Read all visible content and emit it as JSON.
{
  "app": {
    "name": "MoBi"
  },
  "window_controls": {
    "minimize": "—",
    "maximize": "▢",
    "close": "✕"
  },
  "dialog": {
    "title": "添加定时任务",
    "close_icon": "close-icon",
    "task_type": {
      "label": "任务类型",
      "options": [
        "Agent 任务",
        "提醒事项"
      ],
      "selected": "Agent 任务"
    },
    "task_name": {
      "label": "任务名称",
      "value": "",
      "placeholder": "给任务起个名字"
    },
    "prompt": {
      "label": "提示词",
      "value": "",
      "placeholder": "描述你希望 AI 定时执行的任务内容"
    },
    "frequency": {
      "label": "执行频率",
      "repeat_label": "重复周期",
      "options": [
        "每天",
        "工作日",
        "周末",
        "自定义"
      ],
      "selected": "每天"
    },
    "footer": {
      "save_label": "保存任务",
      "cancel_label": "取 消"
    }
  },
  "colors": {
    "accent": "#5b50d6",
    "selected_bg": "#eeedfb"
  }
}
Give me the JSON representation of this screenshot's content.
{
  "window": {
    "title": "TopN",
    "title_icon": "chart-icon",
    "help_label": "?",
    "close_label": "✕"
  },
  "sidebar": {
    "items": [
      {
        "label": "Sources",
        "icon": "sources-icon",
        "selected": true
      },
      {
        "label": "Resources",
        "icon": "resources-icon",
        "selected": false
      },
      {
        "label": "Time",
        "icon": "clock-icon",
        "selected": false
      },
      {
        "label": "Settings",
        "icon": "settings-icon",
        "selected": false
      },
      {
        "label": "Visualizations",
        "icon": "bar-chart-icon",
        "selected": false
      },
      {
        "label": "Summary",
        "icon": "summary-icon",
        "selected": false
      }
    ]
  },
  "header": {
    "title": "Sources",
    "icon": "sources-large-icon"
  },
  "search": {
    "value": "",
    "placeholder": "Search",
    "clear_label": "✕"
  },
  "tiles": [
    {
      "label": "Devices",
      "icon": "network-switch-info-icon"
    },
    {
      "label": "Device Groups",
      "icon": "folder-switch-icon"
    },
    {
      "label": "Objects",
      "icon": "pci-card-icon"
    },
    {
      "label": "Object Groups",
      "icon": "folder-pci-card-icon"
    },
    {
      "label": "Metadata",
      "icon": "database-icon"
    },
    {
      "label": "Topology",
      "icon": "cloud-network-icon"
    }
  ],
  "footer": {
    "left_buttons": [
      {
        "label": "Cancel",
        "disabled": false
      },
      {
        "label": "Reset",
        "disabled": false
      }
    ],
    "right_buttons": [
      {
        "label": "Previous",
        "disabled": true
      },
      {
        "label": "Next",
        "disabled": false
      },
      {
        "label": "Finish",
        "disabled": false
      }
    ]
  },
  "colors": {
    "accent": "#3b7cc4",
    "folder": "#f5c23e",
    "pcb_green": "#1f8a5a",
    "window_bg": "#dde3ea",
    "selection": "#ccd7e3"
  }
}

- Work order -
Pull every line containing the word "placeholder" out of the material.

- Result -
      "placeholder": "给任务起个名字"
      "placeholder": "描述你希望 AI 定时执行的任务内容"
    "placeholder": "Search",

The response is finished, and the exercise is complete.